Gak & Gerry's #23: Anteater Porter

Back to menu Source: Richard Stueven (Richard.Stueven@Corp.Sun.COM) Gerry Lundquist Digest: Issue #746, 10/23/91 Ingredients:
Procedure: Add grains to 3.5 gallons cold water. Heat to 150 degrees and maintain for 90 minutes, stirring constantly. Used 4.5 gallons 170 degree sparge water. Collected 6 gallons wort. Boiled 60 minutes. Add Cluster at beginning of boil. Add 11.4 grams Cascade at 50 minutes. Turn off heat after 1 hour boil, and let last of Cascade hops steep. Cooled to about 75 derees and pitched. Comments: Deep red color. Looks almost black in the fermenter. Specifics: Original Gravity: 1.048 Final Gravity: 1.014 133

Rat's Darkness

Back to menu Source: Jack Green (lunatix!gparsons@s.ms.uky.edu) 2/24/92 Ingredients:
Procedure: Cracked the grains and put them in 1.5 gallons of water, bring to boil and remover grains after 5 mins, add boiling hops and extract. Cook for 1 hour, add finishing hops for last 10 minutes. add to water in fer- menter, bring level up to 5 gallons. ferments out in about 8 days, tasted good right out of the fermenter, ready to drink in about 8-10 days. Bottled with 1 cup Amber Dry Extract. Specifics: Original Gravity: 1.040 Final Gravity: 1.008 134

Brewhaus Porter

Back to menu Source: Ron Downer, Brewhaus Ingredients:
Procedure: Mash grains in 11 quarts of mash water at 152 degrees for two hours, or until conversion is complete.

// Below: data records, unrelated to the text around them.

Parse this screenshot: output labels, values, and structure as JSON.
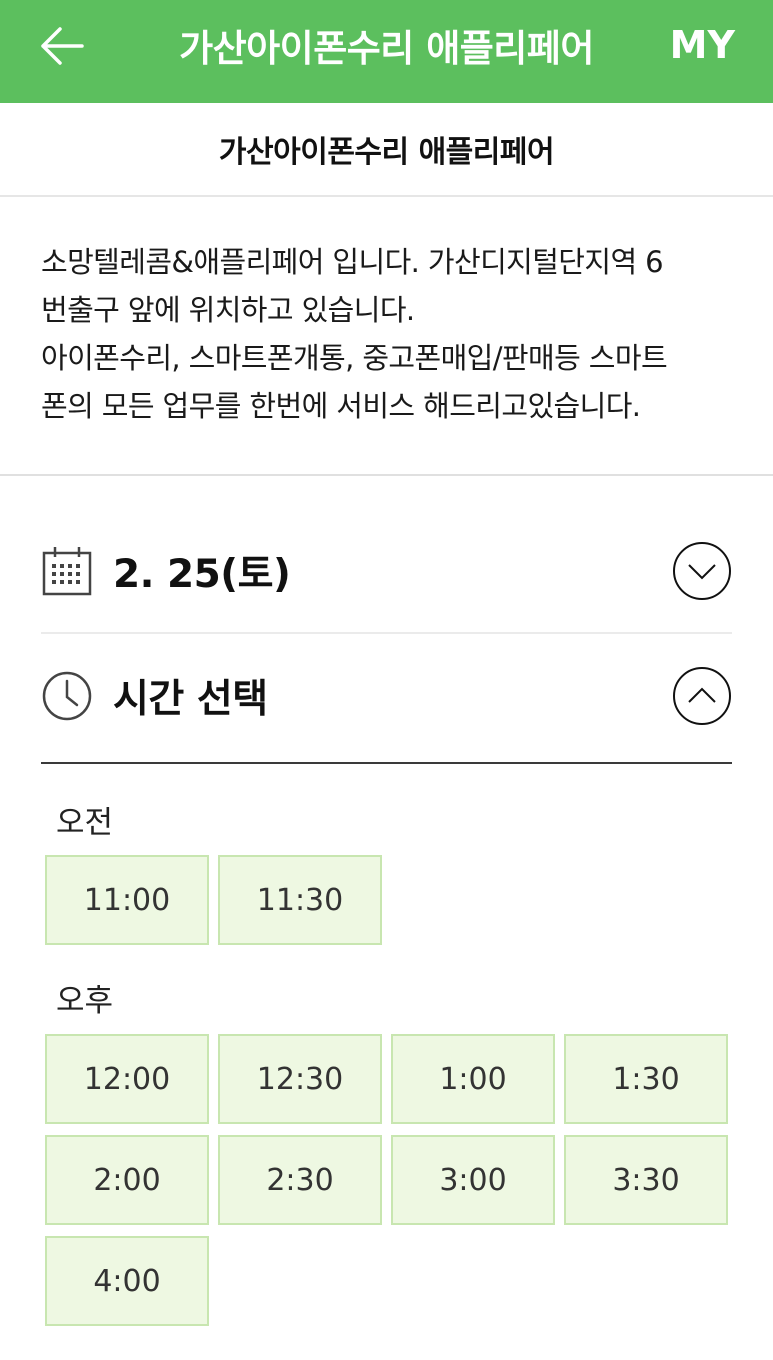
{
  "header": {
    "back_icon": "arrow-left-icon",
    "title": "가산아이폰수리 애플리페어",
    "my_label": "MY",
    "accent_color": "#5cbf5e"
  },
  "store": {
    "name": "가산아이폰수리 애플리페어",
    "description_lines": [
      "소망텔레콤&애플리페어 입니다. 가산디지털단지역 6",
      "번출구 앞에 위치하고 있습니다.",
      "아이폰수리, 스마트폰개통, 중고폰매입/판매등 스마트",
      "폰의 모든 업무를 한번에 서비스 해드리고있습니다."
    ]
  },
  "date_section": {
    "icon": "calendar-icon",
    "label": "2. 25(토)",
    "toggle_icon": "chevron-down-circle-icon"
  },
  "time_section": {
    "icon": "clock-icon",
    "label": "시간 선택",
    "toggle_icon": "chevron-up-circle-icon",
    "am_label": "오전",
    "am_slots": [
      "11:00",
      "11:30"
    ],
    "pm_label": "오후",
    "pm_slots": [
      "12:00",
      "12:30",
      "1:00",
      "1:30",
      "2:00",
      "2:30",
      "3:00",
      "3:30",
      "4:00"
    ],
    "slot_bg": "#eef8e2",
    "slot_border": "#c8e6b0"
  }
}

Sparge with 170 degree water to collect 6 gallons. Bring wort to a boil and let boil for 15 minutes before adding the 1-1/3 ounces Northern Brewer hops. Boil for one hour. Add Irish moss. Boil 30 minutes. (1 hour, 45 minutes total boiling time). Cut heat, add aromatic hops and let rest for 15 minutes. Force cool wort to yeast pitching temperature. Transfer cooled wort to primary fermenter and pitch yeast starter. Fine with geletin when fermentation is complete. Bottle with 3/4 cup corn sugar boiled in one cup water. Specifics: Original Gravity: 1.050 135